To the editors:

Florence Hamlish Levinsohn’s article on parental notification laws [“A Girl in Trouble,” August 17] contains a large number of problematic statements. For the sake of brevity I will comment on three of these.

First of all, she speaks as if service workers involved with helping teens and their families were uniformly opposed to parental notice laws. She should not take the official opinions of professional organizations on this matter to represent the views of every member. All the organizations she cited as submitting anti-notice briefs to the Supreme Court have their dissidents–not all of whom are necessarily opposed to legalized abortion. I refer the reader to the essay by social worker Theodora Ooms in Abortion: Understanding Differences, edited by Daniel and Sidney Callahan and published by Plenum Press in 1984 (a collection I highly recommend to all people of good will who want to learn more about the abortion debate). Ooms, who is basically prochoice, argues for parental notice laws with judicial bypass provisions.
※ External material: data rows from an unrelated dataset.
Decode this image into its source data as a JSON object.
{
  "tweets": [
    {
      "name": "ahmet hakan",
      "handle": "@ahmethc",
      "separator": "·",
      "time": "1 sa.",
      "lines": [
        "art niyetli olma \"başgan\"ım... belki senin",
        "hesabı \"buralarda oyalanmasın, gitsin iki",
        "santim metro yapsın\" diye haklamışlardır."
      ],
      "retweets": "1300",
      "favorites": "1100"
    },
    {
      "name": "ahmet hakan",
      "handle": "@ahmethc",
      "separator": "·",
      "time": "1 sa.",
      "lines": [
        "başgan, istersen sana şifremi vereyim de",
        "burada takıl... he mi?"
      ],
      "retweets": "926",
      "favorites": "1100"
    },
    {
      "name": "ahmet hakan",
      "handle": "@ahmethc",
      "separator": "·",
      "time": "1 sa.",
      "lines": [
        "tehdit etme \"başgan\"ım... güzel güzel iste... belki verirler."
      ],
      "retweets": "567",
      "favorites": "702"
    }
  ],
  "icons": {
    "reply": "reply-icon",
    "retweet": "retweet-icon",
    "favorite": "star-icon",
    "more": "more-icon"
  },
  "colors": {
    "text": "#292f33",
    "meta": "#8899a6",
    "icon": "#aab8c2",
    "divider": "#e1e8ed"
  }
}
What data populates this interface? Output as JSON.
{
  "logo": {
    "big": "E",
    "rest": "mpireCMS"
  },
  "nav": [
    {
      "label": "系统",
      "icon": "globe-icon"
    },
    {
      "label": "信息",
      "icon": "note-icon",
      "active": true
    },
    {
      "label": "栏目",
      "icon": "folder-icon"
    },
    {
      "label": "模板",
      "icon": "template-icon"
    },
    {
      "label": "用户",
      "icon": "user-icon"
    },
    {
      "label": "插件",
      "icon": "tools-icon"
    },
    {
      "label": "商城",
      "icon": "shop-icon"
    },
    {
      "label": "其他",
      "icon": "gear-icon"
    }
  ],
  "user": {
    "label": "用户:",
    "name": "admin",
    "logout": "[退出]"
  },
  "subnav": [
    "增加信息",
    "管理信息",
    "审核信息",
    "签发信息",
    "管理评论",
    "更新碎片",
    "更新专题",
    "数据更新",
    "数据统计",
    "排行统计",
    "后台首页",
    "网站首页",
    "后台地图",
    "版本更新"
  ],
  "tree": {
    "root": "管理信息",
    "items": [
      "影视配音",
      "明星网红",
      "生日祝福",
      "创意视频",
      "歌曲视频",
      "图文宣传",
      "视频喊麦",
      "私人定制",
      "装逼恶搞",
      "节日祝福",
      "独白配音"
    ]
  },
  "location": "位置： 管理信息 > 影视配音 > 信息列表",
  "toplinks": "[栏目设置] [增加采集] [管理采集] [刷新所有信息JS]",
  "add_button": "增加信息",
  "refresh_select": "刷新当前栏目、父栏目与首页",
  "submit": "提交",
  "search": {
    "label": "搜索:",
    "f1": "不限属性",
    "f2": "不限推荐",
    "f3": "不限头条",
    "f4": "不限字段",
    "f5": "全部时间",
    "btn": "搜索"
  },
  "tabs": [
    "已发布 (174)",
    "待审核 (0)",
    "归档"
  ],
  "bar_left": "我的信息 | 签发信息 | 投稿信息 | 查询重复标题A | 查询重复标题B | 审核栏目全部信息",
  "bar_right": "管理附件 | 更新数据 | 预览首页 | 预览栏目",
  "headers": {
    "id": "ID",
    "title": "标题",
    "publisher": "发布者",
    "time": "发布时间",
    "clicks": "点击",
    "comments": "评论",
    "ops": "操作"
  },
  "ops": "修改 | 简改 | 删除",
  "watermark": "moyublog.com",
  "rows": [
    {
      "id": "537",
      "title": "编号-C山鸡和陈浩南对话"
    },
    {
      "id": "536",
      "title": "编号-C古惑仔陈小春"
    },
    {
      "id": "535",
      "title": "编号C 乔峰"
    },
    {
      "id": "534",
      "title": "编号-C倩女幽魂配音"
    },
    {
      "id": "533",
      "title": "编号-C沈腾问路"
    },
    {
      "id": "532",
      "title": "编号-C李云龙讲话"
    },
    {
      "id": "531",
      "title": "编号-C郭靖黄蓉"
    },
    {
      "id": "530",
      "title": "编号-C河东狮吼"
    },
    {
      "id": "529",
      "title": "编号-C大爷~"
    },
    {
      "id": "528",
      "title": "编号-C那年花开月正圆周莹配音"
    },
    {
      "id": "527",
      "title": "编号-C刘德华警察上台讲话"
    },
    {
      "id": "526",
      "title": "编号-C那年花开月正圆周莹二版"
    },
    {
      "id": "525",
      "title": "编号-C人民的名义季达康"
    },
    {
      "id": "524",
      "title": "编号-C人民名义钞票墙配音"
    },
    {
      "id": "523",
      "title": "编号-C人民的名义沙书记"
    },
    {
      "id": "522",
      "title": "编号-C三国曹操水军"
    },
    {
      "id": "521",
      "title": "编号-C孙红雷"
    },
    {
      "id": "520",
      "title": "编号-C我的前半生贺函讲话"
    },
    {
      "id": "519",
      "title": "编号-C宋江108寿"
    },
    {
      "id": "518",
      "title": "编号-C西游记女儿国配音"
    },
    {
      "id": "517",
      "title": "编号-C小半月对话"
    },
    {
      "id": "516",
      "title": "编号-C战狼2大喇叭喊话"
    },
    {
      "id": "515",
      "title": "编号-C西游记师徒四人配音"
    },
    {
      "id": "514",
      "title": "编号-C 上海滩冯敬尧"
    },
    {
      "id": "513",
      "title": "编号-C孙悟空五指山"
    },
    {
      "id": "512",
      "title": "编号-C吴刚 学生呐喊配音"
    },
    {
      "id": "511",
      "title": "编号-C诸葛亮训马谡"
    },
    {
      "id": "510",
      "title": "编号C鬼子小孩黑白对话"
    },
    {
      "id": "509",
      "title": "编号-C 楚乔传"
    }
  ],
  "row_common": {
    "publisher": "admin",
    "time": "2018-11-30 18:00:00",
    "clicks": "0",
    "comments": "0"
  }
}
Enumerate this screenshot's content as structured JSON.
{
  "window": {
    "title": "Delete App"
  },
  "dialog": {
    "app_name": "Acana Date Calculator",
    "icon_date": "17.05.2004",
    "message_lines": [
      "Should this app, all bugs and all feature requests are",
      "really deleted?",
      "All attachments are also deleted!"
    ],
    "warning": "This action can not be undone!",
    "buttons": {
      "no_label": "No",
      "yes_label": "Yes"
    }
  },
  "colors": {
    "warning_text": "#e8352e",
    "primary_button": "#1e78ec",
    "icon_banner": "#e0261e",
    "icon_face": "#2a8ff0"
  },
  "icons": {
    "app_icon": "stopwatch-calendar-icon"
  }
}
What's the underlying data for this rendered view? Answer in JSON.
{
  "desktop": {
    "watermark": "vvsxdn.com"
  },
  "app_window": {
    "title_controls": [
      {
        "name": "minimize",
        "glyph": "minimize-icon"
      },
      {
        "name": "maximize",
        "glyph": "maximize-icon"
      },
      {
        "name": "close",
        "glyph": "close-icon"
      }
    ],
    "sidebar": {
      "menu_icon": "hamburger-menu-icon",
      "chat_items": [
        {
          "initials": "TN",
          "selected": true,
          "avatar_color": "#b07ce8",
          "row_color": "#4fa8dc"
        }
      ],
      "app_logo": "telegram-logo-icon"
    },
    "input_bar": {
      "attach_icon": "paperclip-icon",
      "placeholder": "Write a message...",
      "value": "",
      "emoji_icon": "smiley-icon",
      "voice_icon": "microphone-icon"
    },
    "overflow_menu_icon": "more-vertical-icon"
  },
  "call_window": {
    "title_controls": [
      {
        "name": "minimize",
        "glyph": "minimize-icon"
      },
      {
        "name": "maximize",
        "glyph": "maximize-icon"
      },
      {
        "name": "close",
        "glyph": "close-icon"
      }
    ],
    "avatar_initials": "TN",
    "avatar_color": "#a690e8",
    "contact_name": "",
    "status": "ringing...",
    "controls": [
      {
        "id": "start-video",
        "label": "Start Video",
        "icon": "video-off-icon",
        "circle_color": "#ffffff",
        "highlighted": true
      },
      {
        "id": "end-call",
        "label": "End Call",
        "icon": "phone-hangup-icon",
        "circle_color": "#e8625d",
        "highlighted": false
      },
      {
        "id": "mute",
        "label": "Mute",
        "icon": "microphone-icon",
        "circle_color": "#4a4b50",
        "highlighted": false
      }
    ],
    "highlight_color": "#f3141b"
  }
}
Second, Hamlish Levinsohn repeats the commonplace notion that Becky Bell died of an illegal abortion and hence was a victim of Indiana’s parental consent law. Ms. Bell’s best friend, apparently the only person whom she confided in about the pregnancy, tells a story different from the one put forward by her parents. According to the friend, Ms. Bell was still wondering what to do about her pregnancy when she suffered a miscarriage. Because the miscarriage was incomplete, she suffered a massive infection.

Third, Hamlish Levinsohn construes attorney Ann Louise Lohr’s statement that Americans United for Life regards birth control as a “separate issue” from abortion to mean that AUL not only opposes abortion but birth control and sex education. On the contrary, it takes a neutral position–like many right-to-life groups who must appeal to all the members of a very politically diverse movement, people who often have nothing in common but their opposition to abortion. As for the individual staff members of AUL, I know many of them personally and can confirm that they, particularly some of the women who have leadership roles within the organization, recognize birth control and sex education as necessary alternatives to abortion, along with private and public sector measures to support women who experience unplanned pregnancies. I worked at AUL myself when I was going through a horrendously difficult unplanned pregnancy and found that people on the staff were exceptionally understanding of the problems my child and I faced. For example, I had to be hospitalized several times during the pregnancy, and I received nothing but support. I was never given any trouble about taking time off for this, nor threatened with the loss of my job. When it was time for my daughter to be born, I was reassured that my job would be waiting for me whenever I felt up to working again.

And it was. How many employers in this country–especially given our utter lack of a family leave law–would have behaved this way in this situation? To insinuate, as Hamlish Levinsohn does, that AUL people are callous to the real-life dilemmas of distressed young women is simply not fair. If only she could recognize that people who disagree with her views on abortion might have other motives than cruelty and indifference!

Mary Krane Derr


Feminists for Life of Chicago